=== What you are asked to do ===
Your answer should repeat every line of the records below in which the word "Clients" appears.

=== Records provided ===
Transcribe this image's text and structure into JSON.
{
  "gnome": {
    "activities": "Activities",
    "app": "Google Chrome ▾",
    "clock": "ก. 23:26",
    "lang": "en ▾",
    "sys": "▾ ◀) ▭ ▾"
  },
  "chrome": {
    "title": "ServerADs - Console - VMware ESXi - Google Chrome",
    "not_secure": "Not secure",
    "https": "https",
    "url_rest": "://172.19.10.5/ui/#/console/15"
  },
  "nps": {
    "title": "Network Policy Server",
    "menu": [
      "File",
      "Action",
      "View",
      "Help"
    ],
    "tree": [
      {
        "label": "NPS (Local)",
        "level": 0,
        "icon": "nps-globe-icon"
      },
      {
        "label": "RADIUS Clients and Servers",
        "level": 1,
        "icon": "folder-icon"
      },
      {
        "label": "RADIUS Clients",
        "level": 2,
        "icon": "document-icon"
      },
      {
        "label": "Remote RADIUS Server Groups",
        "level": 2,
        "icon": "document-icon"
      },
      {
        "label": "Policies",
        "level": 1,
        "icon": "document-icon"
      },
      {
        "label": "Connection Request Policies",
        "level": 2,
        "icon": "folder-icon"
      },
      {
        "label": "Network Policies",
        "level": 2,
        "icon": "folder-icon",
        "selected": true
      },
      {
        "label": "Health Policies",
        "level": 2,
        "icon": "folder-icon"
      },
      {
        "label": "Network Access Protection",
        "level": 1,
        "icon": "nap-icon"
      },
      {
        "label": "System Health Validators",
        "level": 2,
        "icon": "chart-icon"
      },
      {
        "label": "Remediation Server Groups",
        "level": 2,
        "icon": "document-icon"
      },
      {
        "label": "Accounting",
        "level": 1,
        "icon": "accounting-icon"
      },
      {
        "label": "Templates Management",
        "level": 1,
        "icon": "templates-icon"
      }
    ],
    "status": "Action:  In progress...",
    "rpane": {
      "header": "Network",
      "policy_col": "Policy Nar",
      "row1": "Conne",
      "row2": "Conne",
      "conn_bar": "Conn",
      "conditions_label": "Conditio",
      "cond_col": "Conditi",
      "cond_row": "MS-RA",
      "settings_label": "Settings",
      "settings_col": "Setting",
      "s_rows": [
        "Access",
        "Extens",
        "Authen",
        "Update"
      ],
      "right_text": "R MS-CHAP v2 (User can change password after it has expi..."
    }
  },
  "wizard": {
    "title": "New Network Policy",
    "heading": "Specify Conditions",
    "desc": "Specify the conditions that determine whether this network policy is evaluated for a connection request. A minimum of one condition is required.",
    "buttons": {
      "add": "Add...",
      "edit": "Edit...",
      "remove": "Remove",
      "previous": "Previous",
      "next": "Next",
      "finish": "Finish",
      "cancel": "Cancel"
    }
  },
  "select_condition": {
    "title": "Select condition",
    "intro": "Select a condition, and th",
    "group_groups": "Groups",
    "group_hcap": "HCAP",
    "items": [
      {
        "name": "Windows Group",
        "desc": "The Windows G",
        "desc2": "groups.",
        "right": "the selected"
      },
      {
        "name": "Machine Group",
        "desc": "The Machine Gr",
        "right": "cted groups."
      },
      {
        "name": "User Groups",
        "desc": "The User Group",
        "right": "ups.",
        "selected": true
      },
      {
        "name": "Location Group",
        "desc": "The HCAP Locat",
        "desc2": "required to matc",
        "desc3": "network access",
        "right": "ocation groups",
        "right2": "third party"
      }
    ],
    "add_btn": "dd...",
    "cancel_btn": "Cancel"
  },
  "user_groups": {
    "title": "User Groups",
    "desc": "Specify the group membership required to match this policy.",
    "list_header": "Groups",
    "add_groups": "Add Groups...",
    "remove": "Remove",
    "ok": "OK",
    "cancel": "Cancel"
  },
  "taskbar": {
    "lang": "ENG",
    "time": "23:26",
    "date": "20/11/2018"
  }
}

=== Solved problem ===
        "label": "RADIUS Clients and Servers",
        "label": "RADIUS Clients",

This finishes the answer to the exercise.